State the number of lines in the following material that contain the string "Hanazawa", and nothing else.

── DATA FOR REVIEW ──

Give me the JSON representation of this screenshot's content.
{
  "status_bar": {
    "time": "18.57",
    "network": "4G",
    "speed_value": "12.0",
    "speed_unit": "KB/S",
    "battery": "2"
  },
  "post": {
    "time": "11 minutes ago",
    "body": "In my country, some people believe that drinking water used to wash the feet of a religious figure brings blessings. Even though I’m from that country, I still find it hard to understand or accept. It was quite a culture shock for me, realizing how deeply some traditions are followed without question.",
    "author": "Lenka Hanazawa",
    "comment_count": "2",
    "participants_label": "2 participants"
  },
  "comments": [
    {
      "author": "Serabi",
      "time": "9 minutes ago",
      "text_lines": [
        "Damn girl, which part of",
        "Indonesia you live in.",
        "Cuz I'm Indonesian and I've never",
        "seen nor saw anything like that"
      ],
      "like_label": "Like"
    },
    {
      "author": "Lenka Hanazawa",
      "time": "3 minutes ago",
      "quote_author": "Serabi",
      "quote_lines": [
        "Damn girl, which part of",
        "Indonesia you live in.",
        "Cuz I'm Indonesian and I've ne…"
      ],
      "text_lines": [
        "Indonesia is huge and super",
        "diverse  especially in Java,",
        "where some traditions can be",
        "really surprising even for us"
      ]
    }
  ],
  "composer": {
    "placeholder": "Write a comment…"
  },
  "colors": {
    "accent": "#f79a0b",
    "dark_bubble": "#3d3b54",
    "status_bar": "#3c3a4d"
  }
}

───
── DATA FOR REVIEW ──

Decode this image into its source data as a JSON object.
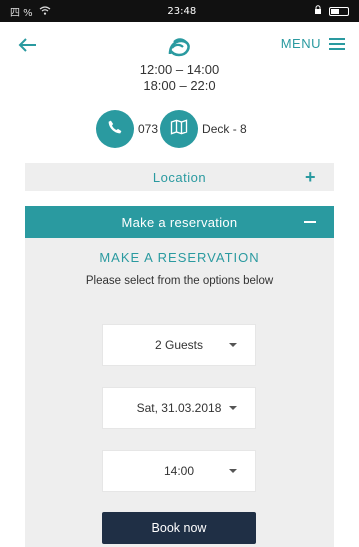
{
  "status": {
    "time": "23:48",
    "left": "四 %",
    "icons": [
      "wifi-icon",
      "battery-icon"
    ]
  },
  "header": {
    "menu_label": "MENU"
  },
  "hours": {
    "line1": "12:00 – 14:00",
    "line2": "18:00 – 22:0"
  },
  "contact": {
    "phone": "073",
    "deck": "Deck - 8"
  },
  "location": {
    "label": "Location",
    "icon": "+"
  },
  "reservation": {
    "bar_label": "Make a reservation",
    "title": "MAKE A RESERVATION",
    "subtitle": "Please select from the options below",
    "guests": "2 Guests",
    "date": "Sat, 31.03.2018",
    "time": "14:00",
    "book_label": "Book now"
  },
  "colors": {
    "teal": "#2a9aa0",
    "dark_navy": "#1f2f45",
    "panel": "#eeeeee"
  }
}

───
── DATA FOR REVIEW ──

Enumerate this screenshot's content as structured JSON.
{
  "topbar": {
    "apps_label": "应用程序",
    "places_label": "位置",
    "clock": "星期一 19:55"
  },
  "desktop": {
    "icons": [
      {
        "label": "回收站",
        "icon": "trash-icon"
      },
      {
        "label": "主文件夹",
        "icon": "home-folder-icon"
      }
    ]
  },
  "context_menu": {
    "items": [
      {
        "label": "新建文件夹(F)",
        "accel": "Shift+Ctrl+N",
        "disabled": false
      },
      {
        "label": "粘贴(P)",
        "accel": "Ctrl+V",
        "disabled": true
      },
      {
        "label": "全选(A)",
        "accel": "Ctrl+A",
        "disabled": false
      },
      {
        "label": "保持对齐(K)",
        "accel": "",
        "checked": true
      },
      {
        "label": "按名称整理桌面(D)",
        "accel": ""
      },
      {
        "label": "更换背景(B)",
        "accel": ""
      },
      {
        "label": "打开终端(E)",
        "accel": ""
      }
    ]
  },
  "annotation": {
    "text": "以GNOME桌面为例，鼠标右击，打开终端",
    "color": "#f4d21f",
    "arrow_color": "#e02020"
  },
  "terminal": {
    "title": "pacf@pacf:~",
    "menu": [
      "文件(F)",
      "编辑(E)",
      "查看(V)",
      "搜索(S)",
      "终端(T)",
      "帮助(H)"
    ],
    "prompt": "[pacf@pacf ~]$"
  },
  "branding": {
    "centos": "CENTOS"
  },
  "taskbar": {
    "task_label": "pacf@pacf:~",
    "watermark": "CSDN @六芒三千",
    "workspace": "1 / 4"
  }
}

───

* [EXERCISE OUTPUT]:
2